PAIS590 Politics in the Developing World

Updated: 04 February 2019
Credit Points 6
Offering
Responsible Campus Teaching Period Mode of Study
Armidale Trimester 1 Online
Intensive School(s) None
Supervised Exam There is no supervised examination.
Pre-requisites candidature in a postgraduate award
Co-requisites None
Restrictions PAIS390
Notes None
Combined Units PAIS390 - Politics in the Developing World
Coordinator(s) Xiang Gao (xgao5@une.edu.au)
Unit Description

This unit explores a range of historical and contemporary issues that have impacted on the developing world. The unit introduces students to competing conceptual approaches to the study of politics in the developing world and deals with a variety of topics such as colonialism and post-colonialism, inequality, ethnopolitics, democratisation, religion, conflict, aid, state and civil society. The unit compares and contrasts the experiences of developing countries in Asia, Africa, the Middle East and Latin America.

Prescribed Material
Mandatory

Text(s):

Note: Students are expected to purchase prescribed material. Please note that textbook requirements may vary from one teaching period to the next.

Politics in the Developing World

ISBN: 9780198737438
Burnell, P., Randall, V. and Rakner, L., Oxford University Press 5th ed. 2017

Text refers to: Trimester 1, Online

Disclaimer Unit information may be subject to change prior to commencement of the teaching period.
Assessment
Must
Complete
Title Exam Length Weight Mode No. Words
Compulsory Assessment 1 20% 1000
Assessment Notes

Quiz

Relates to Learning Outcomes (LO)

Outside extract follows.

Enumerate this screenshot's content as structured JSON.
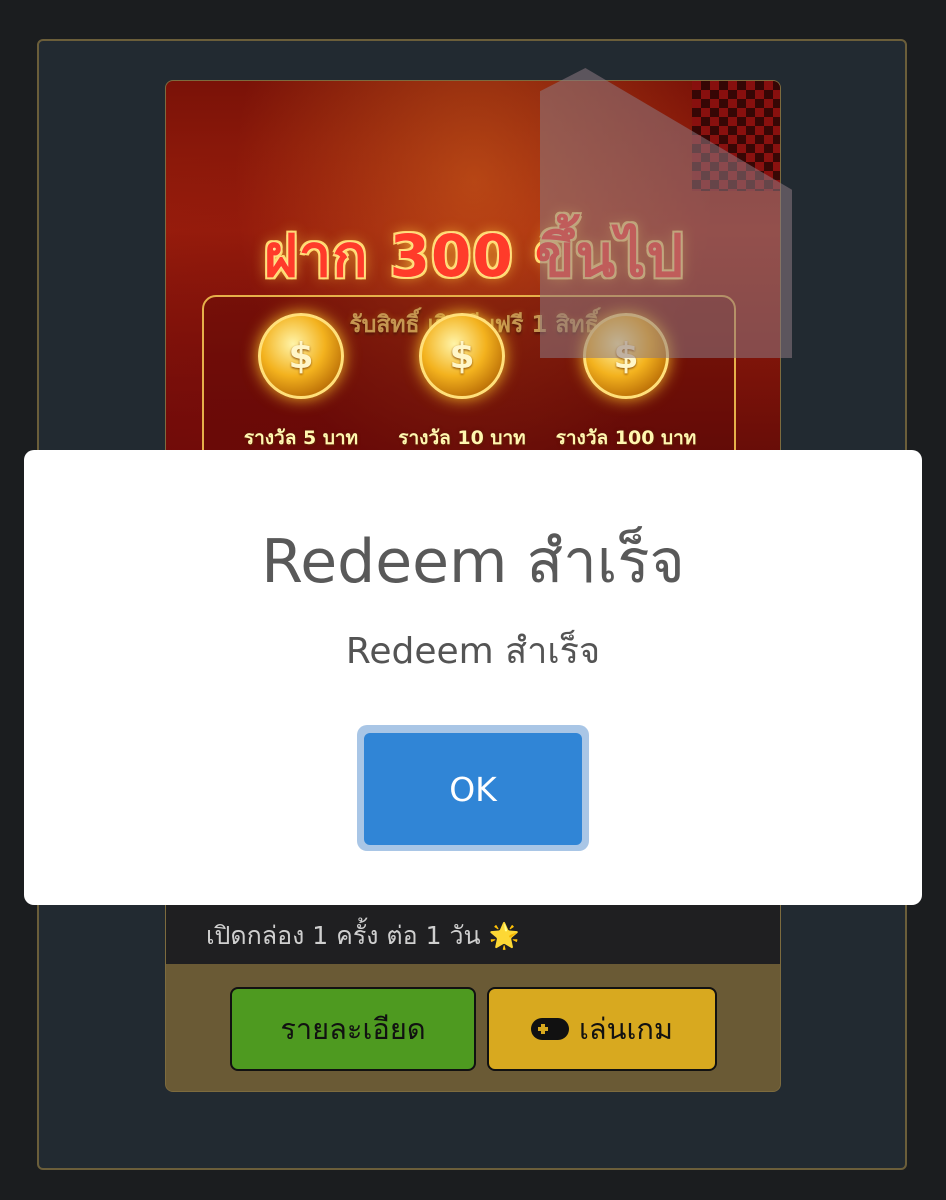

LO: 1,2

Compulsory Assessment 2 20% 1000
Assessment Notes

Quiz

Relates to Learning Outcomes (LO)

LO: 1,2

Compulsory Assessment 3 60% 3000
Assessment Notes

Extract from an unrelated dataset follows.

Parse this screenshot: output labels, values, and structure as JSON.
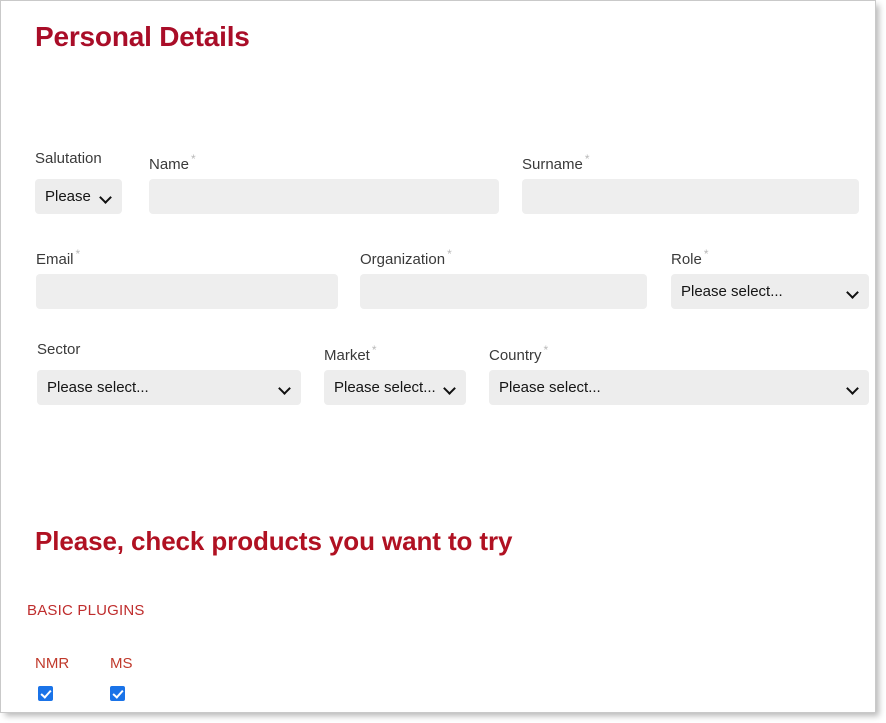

Writing task

Relates to Learning Outcomes (LO)

LO: 1-5


Learning Outcomes (LO) Upon completion of this unit, students will be able to:
  1. demonstrate an advanced and appropriately abstract knowledge of: competing approaches to politics in the developing world and their conceptual underpinnings; and the signifiance and complexities of economic, social and political change in the developing world from a global perspective;
  2. demonstrate an advanced understanding of a range of issues and challenges that have impacted on the developing world over the last fifty years;
  3. appropriately and accurately apply core concepts, in particular the ?state?, to reflect critically upon and analyse political issues in the developing world;
  4. independently develop, through synthesising and rigorously evaluating evidence from a wide range of sources, nuanced and theoretically-informed arguments about the politics of development and communicate these in a compelling manner; and
  5. expertly research and critically analyse in a creatively written essay, the relationship between politics and development.